▶ [WORK INSTRUCTIONS]: Which lines in the records below contain the word "background"? Report each of them.

[Saved entries]
*** Begin section ***
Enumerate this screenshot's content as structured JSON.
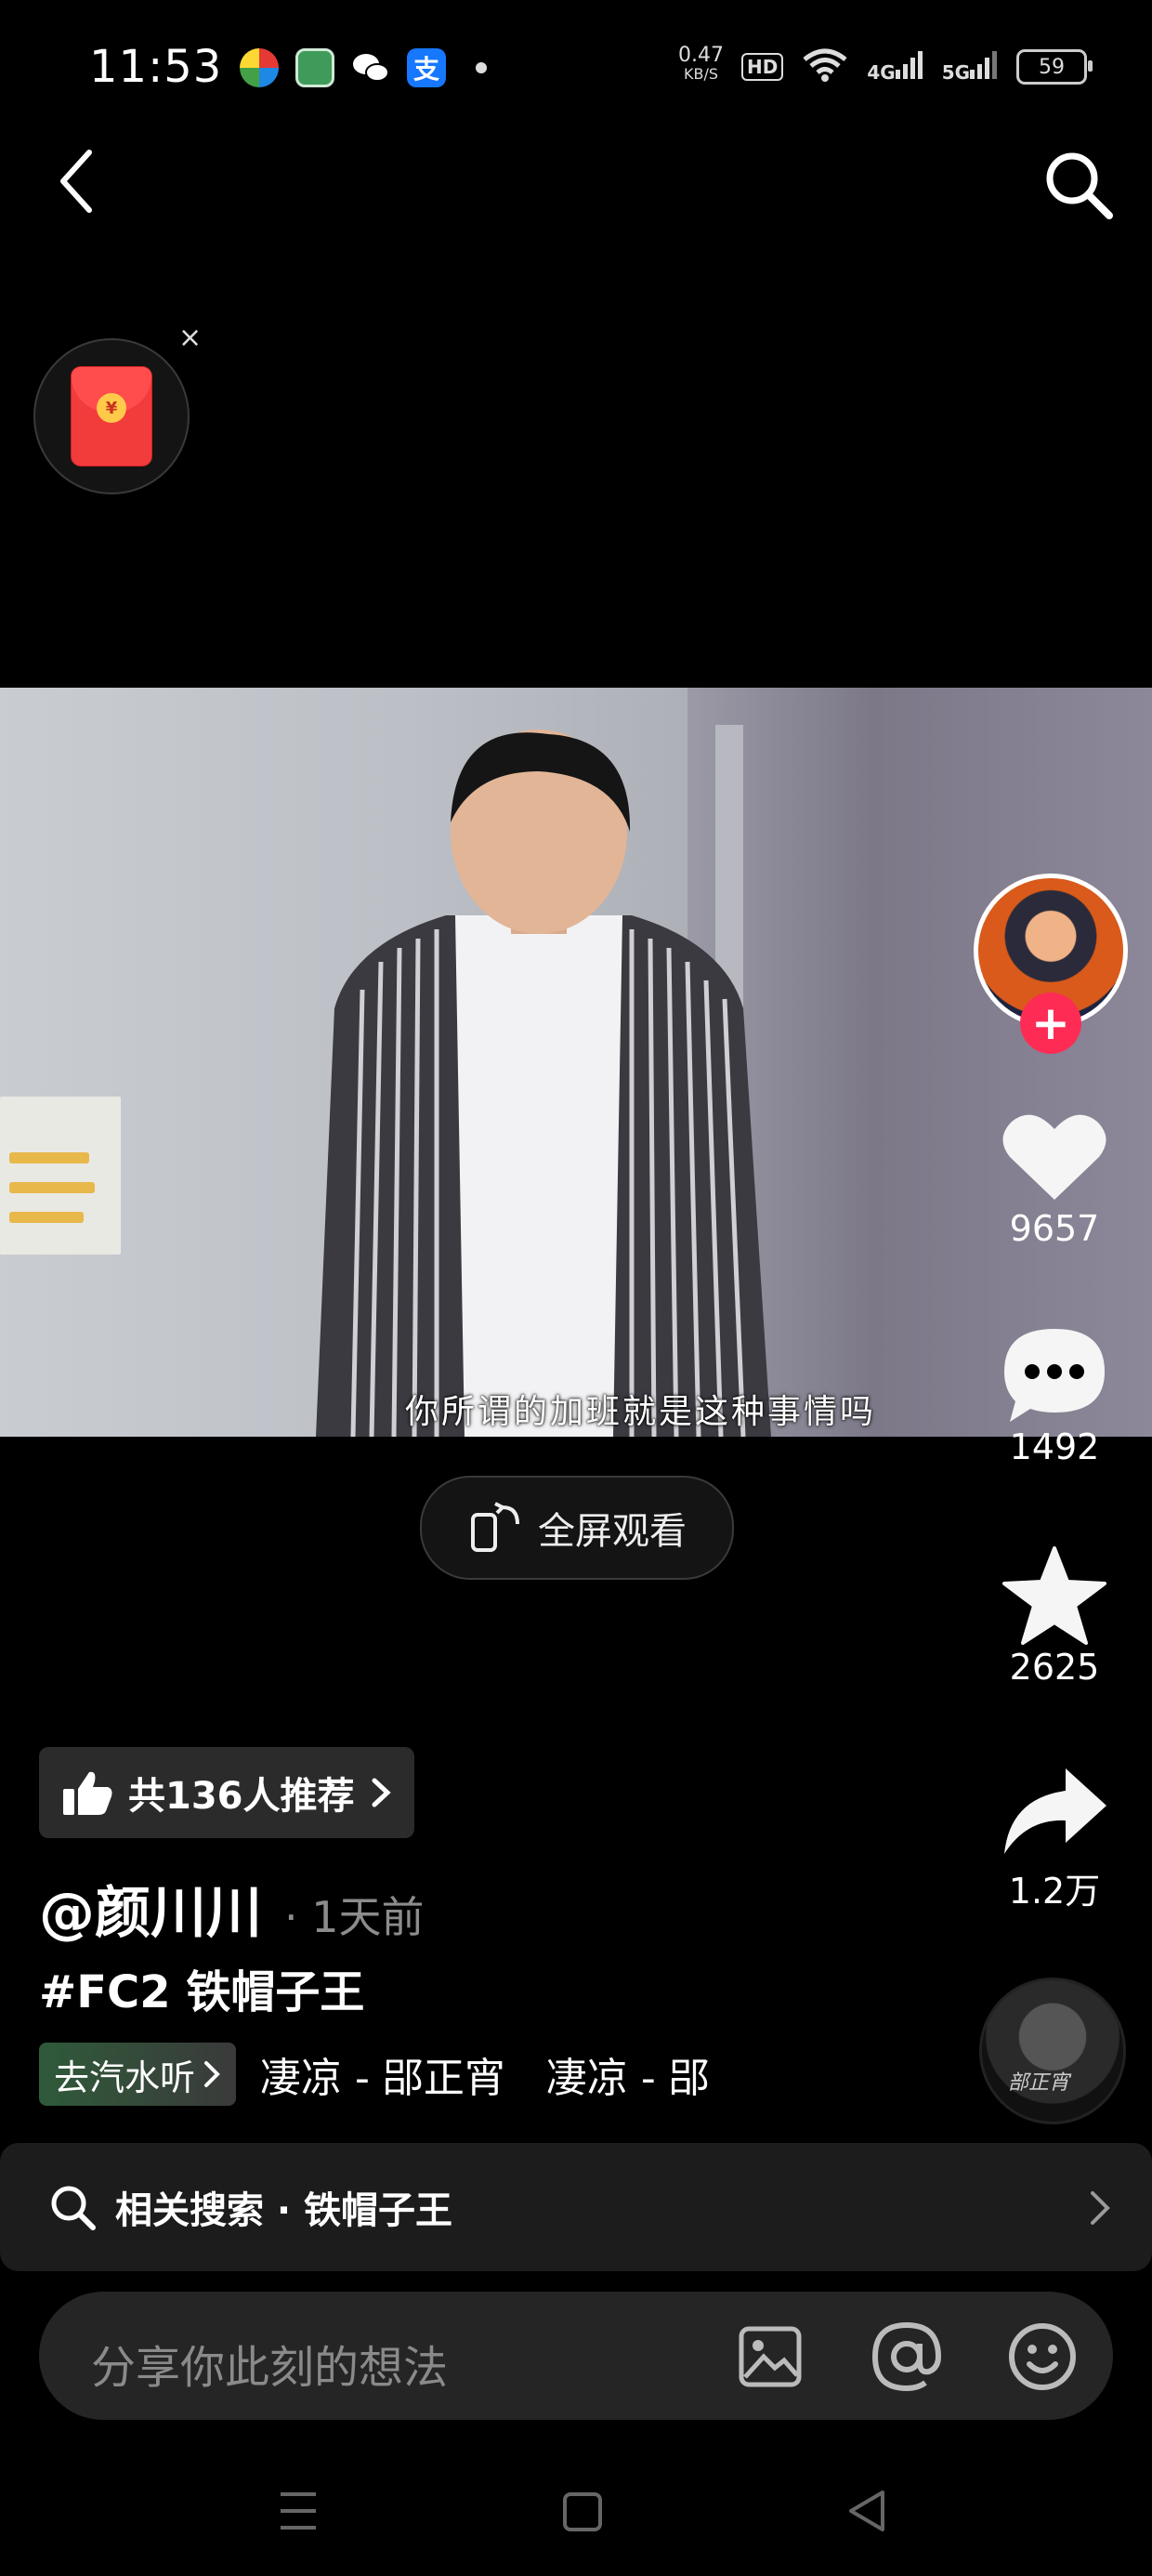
{
  "status_bar": {
    "time": "11:53",
    "net_speed_value": "0.47",
    "net_speed_unit": "KB/S",
    "hd_label": "HD",
    "signal_1": "4G",
    "signal_2": "5G",
    "battery": "59"
  },
  "nav": {
    "back_icon": "chevron-left-icon",
    "search_icon": "search-icon"
  },
  "red_packet": {
    "icon": "red-envelope-icon",
    "coin": "¥",
    "close": "×"
  },
  "video": {
    "subtitle": "你所谓的加班就是这种事情吗",
    "fullscreen_label": "全屏观看"
  },
  "right_rail": {
    "follow_symbol": "+",
    "likes": "9657",
    "comments": "1492",
    "favorites": "2625",
    "shares": "1.2万",
    "disc_text": "部正宵"
  },
  "info": {
    "recommend_label": "共136人推荐",
    "author": "@颜川川",
    "time_ago": "· 1天前",
    "hashtag": "#FC2 铁帽子王",
    "music_tag": "去汽水听",
    "music_title": "凄凉 - 郘正宵　凄凉 - 郘正宵"
  },
  "related_search": {
    "label": "相关搜索 · 铁帽子王"
  },
  "comment_bar": {
    "placeholder": "分享你此刻的想法"
  },
  "colors": {
    "accent_pink": "#fe2c55",
    "background": "#000000"
  }
}
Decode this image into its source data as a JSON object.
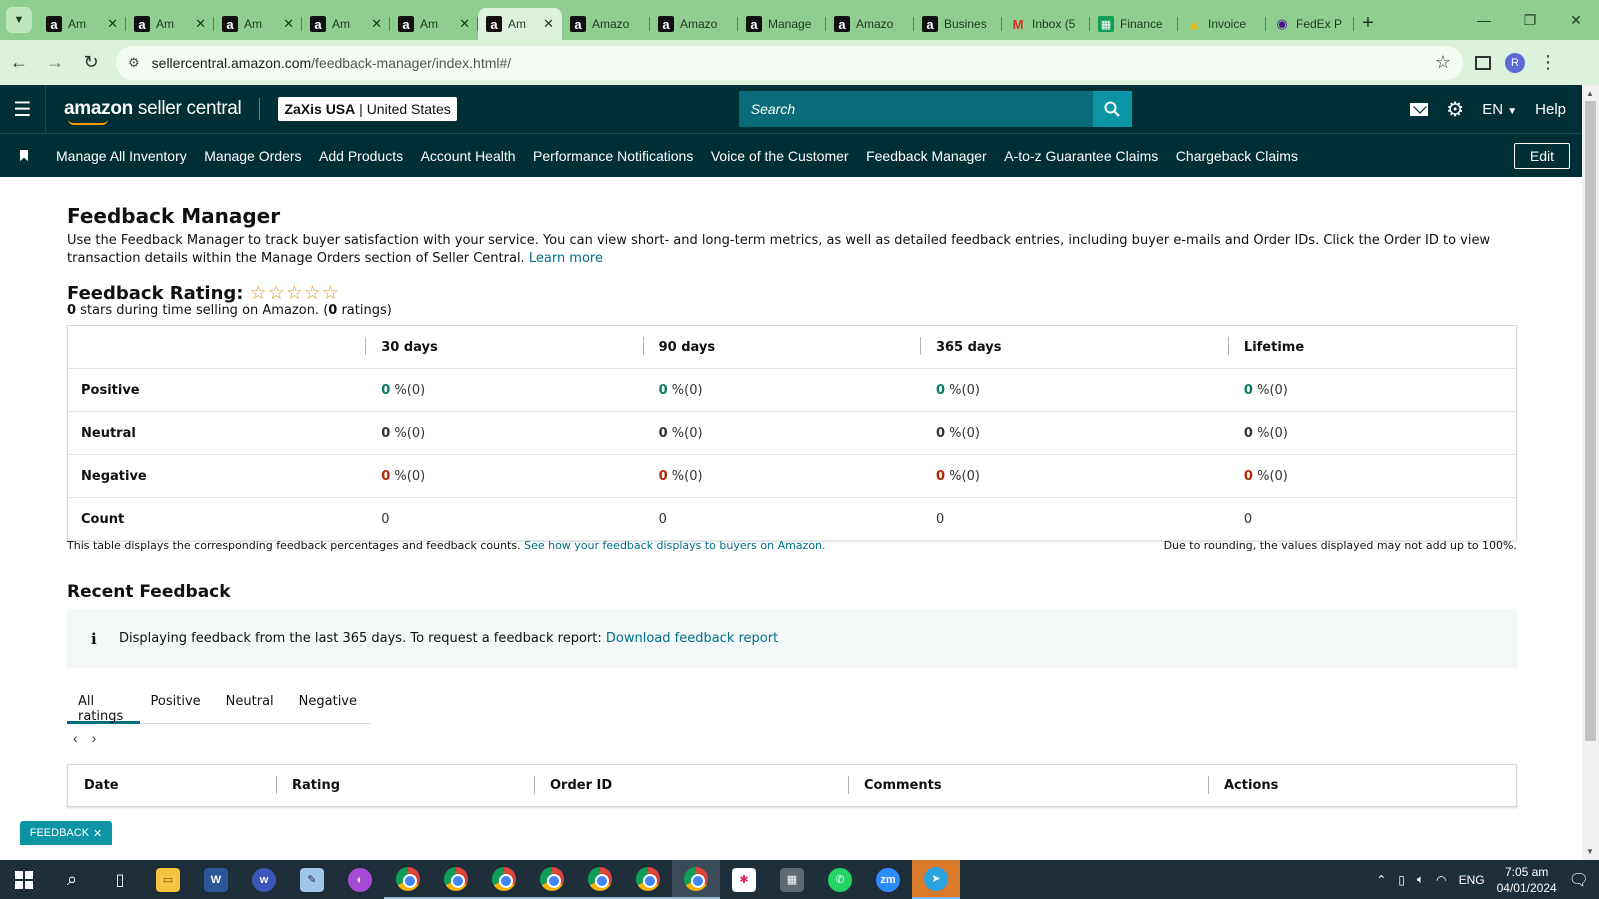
{
  "browser": {
    "tabs": [
      {
        "title": "Am",
        "icon": "amazon",
        "close": true
      },
      {
        "title": "Am",
        "icon": "amazon",
        "close": true
      },
      {
        "title": "Am",
        "icon": "amazon",
        "close": true
      },
      {
        "title": "Am",
        "icon": "amazon",
        "close": true
      },
      {
        "title": "Am",
        "icon": "amazon",
        "close": true
      },
      {
        "title": "Am",
        "icon": "amazon",
        "close": true,
        "active": true
      },
      {
        "title": "Amazo",
        "icon": "amazon"
      },
      {
        "title": "Amazo",
        "icon": "amazon"
      },
      {
        "title": "Manage",
        "icon": "amazon"
      },
      {
        "title": "Amazo",
        "icon": "amazon"
      },
      {
        "title": "Busines",
        "icon": "amazon"
      },
      {
        "title": "Inbox (5",
        "icon": "gmail"
      },
      {
        "title": "Finance",
        "icon": "sheets"
      },
      {
        "title": "Invoice",
        "icon": "drive"
      },
      {
        "title": "FedEx P",
        "icon": "fedex"
      }
    ],
    "url_host": "sellercentral.amazon.com",
    "url_path": "/feedback-manager/index.html#/"
  },
  "header": {
    "logo_bold": "amazon",
    "logo_rest": " seller central",
    "account_name": "ZaXis USA",
    "account_region": "United States",
    "search_placeholder": "Search",
    "lang": "EN",
    "help": "Help"
  },
  "nav": {
    "items": [
      "Manage All Inventory",
      "Manage Orders",
      "Add Products",
      "Account Health",
      "Performance Notifications",
      "Voice of the Customer",
      "Feedback Manager",
      "A-to-z Guarantee Claims",
      "Chargeback Claims"
    ],
    "edit": "Edit"
  },
  "page": {
    "title": "Feedback Manager",
    "description": "Use the Feedback Manager to track buyer satisfaction with your service. You can view short- and long-term metrics, as well as detailed feedback entries, including buyer e-mails and Order IDs. Click the Order ID to view transaction details within the Manage Orders section of Seller Central.",
    "learn_more": "Learn more",
    "rating_label": "Feedback Rating:",
    "stars": "☆☆☆☆☆",
    "rating_stars_value": "0",
    "rating_mid": " stars during time selling on Amazon. (",
    "rating_count": "0",
    "rating_end": " ratings)"
  },
  "feedback_table": {
    "columns": [
      "30 days",
      "90 days",
      "365 days",
      "Lifetime"
    ],
    "rows": [
      {
        "label": "Positive",
        "values": [
          "0",
          "0",
          "0",
          "0"
        ],
        "suffix": " %(0)"
      },
      {
        "label": "Neutral",
        "values": [
          "0",
          "0",
          "0",
          "0"
        ],
        "suffix": " %(0)"
      },
      {
        "label": "Negative",
        "values": [
          "0",
          "0",
          "0",
          "0"
        ],
        "suffix": " %(0)"
      },
      {
        "label": "Count",
        "values": [
          "0",
          "0",
          "0",
          "0"
        ],
        "suffix": ""
      }
    ],
    "note": "This table displays the corresponding feedback percentages and feedback counts.",
    "note_link": "See how your feedback displays to buyers on Amazon.",
    "rounding_note": "Due to rounding, the values displayed may not add up to 100%."
  },
  "recent": {
    "title": "Recent Feedback",
    "info_icon": "i",
    "info": "Displaying feedback from the last 365 days. To request a feedback report:",
    "info_link": "Download feedback report",
    "tabs": [
      "All ratings",
      "Positive",
      "Neutral",
      "Negative"
    ],
    "columns": [
      "Date",
      "Rating",
      "Order ID",
      "Comments",
      "Actions"
    ]
  },
  "feedback_badge": "FEEDBACK",
  "taskbar": {
    "lang": "ENG",
    "time": "7:05 am",
    "date": "04/01/2024"
  },
  "colors": {
    "seller_central_bg": "#002f36",
    "link": "#007185",
    "positive": "#067d62",
    "negative": "#b12704",
    "browser_frame": "#8fce8f"
  }
}
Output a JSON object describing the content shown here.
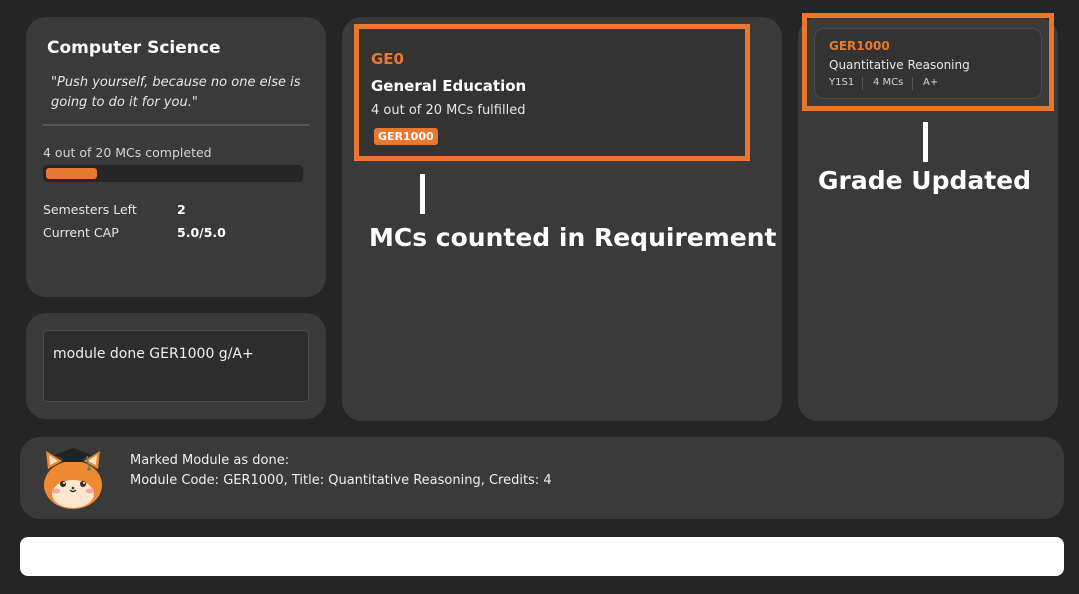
{
  "profile": {
    "major": "Computer Science",
    "quote": "\"Push yourself, because no one else is going to do it for you.\"",
    "progress_text": "4 out of 20 MCs completed",
    "progress_fraction": 0.2,
    "semesters_left_label": "Semesters Left",
    "semesters_left_value": "2",
    "cap_label": "Current CAP",
    "cap_value": "5.0/5.0"
  },
  "command_echo": "module done GER1000 g/A+",
  "requirement": {
    "code": "GE0",
    "name": "General Education",
    "progress": "4 out of 20 MCs fulfilled",
    "tags": [
      "GER1000"
    ]
  },
  "module": {
    "code": "GER1000",
    "title": "Quantitative Reasoning",
    "semester": "Y1S1",
    "credits": "4 MCs",
    "grade": "A+"
  },
  "annotations": {
    "requirement": "MCs counted in Requirement",
    "grade": "Grade Updated"
  },
  "result": {
    "line1": "Marked Module as done:",
    "line2": "Module Code: GER1000, Title: Quantitative Reasoning, Credits: 4"
  },
  "command_input": {
    "value": "",
    "placeholder": ""
  },
  "colors": {
    "accent": "#e8782f",
    "background": "#252525",
    "panel": "#3a3a3a"
  },
  "icons": {
    "mascot": "cat-graduation-cap-mascot"
  }
}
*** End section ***
▶ [SOLUTION]:
    "background": "#000000"
    "background": "#252525",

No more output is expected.